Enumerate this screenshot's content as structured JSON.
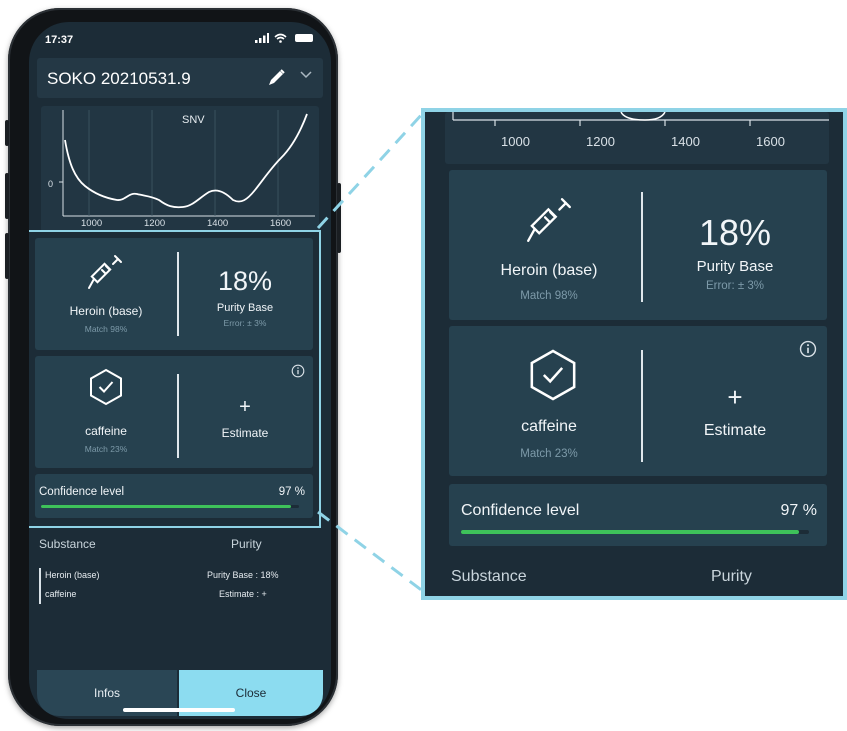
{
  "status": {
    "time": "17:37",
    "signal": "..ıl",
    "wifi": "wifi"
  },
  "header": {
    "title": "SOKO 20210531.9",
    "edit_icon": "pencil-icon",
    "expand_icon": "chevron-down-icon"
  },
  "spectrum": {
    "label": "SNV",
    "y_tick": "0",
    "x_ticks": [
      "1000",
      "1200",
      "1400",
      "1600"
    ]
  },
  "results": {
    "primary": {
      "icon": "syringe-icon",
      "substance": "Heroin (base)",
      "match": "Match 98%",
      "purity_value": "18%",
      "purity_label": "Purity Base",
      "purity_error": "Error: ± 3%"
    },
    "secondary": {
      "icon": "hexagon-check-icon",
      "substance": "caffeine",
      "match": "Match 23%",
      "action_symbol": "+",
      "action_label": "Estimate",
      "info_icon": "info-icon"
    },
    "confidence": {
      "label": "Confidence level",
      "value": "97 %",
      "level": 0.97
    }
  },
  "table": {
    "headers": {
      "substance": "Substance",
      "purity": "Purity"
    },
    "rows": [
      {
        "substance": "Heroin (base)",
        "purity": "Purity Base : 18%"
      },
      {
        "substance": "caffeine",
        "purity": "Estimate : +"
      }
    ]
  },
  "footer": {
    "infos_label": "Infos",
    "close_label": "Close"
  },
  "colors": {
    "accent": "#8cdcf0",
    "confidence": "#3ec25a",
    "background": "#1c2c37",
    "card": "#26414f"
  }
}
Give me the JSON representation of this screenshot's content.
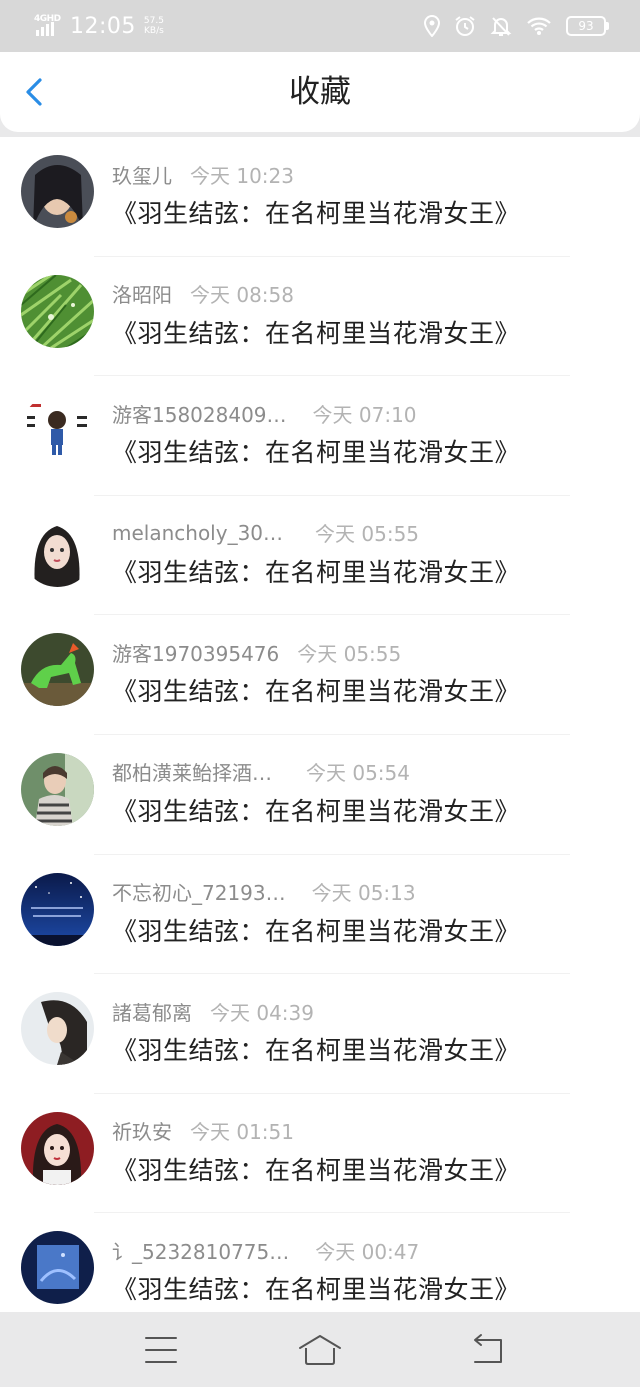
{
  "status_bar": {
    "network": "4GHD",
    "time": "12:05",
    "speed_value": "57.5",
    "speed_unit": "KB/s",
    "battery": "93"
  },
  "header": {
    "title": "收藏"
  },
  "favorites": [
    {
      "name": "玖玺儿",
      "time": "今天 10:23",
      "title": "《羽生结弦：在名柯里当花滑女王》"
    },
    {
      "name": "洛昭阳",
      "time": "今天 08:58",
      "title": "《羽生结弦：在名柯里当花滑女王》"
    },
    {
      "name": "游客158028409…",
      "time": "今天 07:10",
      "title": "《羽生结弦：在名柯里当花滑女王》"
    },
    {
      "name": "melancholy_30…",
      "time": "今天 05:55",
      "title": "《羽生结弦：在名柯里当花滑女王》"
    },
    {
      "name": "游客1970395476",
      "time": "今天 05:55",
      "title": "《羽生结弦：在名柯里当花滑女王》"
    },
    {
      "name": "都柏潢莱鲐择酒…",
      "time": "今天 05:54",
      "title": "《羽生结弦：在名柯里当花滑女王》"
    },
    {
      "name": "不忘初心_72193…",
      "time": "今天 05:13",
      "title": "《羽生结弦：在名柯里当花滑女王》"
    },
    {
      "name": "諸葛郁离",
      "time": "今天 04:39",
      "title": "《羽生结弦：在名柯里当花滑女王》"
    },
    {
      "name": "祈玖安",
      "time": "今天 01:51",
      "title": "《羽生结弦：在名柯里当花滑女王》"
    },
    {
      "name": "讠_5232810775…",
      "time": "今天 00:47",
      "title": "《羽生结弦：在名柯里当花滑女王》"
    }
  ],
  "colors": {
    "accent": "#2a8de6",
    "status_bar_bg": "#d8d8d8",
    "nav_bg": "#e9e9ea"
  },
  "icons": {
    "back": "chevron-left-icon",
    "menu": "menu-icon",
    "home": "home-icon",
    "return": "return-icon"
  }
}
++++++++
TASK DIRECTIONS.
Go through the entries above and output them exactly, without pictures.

RESULT OF THIS TASK.
Enumerate this screenshot's content as structured JSON.
{
  "status": {
    "time": "17:37",
    "signal": "..ıl",
    "wifi": "wifi"
  },
  "header": {
    "title": "SOKO 20210531.9",
    "edit_icon": "pencil-icon",
    "expand_icon": "chevron-down-icon"
  },
  "spectrum": {
    "label": "SNV",
    "y_tick": "0",
    "x_ticks": [
      "1000",
      "1200",
      "1400",
      "1600"
    ]
  },
  "results": {
    "primary": {
      "icon": "syringe-icon",
      "substance": "Heroin (base)",
      "match": "Match 98%",
      "purity_value": "18%",
      "purity_label": "Purity Base",
      "purity_error": "Error: ± 3%"
    },
    "secondary": {
      "icon": "hexagon-check-icon",
      "substance": "caffeine",
      "match": "Match 23%",
      "action_symbol": "+",
      "action_label": "Estimate",
      "info_icon": "info-icon"
    },
    "confidence": {
      "label": "Confidence level",
      "value": "97 %",
      "level": 0.97
    }
  },
  "table": {
    "headers": {
      "substance": "Substance",
      "purity": "Purity"
    },
    "rows": [
      {
        "substance": "Heroin (base)",
        "purity": "Purity Base : 18%"
      },
      {
        "substance": "caffeine",
        "purity": "Estimate : +"
      }
    ]
  },
  "footer": {
    "infos_label": "Infos",
    "close_label": "Close"
  },
  "colors": {
    "accent": "#8cdcf0",
    "confidence": "#3ec25a",
    "background": "#1c2c37",
    "card": "#26414f"
  }
}
Give me the JSON representation of this screenshot's content.
{
  "status_bar": {
    "network": "4GHD",
    "time": "12:05",
    "speed_value": "57.5",
    "speed_unit": "KB/s",
    "battery": "93"
  },
  "header": {
    "title": "收藏"
  },
  "favorites": [
    {
      "name": "玖玺儿",
      "time": "今天 10:23",
      "title": "《羽生结弦：在名柯里当花滑女王》"
    },
    {
      "name": "洛昭阳",
      "time": "今天 08:58",
      "title": "《羽生结弦：在名柯里当花滑女王》"
    },
    {
      "name": "游客158028409…",
      "time": "今天 07:10",
      "title": "《羽生结弦：在名柯里当花滑女王》"
    },
    {
      "name": "melancholy_30…",
      "time": "今天 05:55",
      "title": "《羽生结弦：在名柯里当花滑女王》"
    },
    {
      "name": "游客1970395476",
      "time": "今天 05:55",
      "title": "《羽生结弦：在名柯里当花滑女王》"
    },
    {
      "name": "都柏潢莱鲐择酒…",
      "time": "今天 05:54",
      "title": "《羽生结弦：在名柯里当花滑女王》"
    },
    {
      "name": "不忘初心_72193…",
      "time": "今天 05:13",
      "title": "《羽生结弦：在名柯里当花滑女王》"
    },
    {
      "name": "諸葛郁离",
      "time": "今天 04:39",
      "title": "《羽生结弦：在名柯里当花滑女王》"
    },
    {
      "name": "祈玖安",
      "time": "今天 01:51",
      "title": "《羽生结弦：在名柯里当花滑女王》"
    },
    {
      "name": "讠_5232810775…",
      "time": "今天 00:47",
      "title": "《羽生结弦：在名柯里当花滑女王》"
    }
  ],
  "colors": {
    "accent": "#2a8de6",
    "status_bar_bg": "#d8d8d8",
    "nav_bg": "#e9e9ea"
  },
  "icons": {
    "back": "chevron-left-icon",
    "menu": "menu-icon",
    "home": "home-icon",
    "return": "return-icon"
  }
}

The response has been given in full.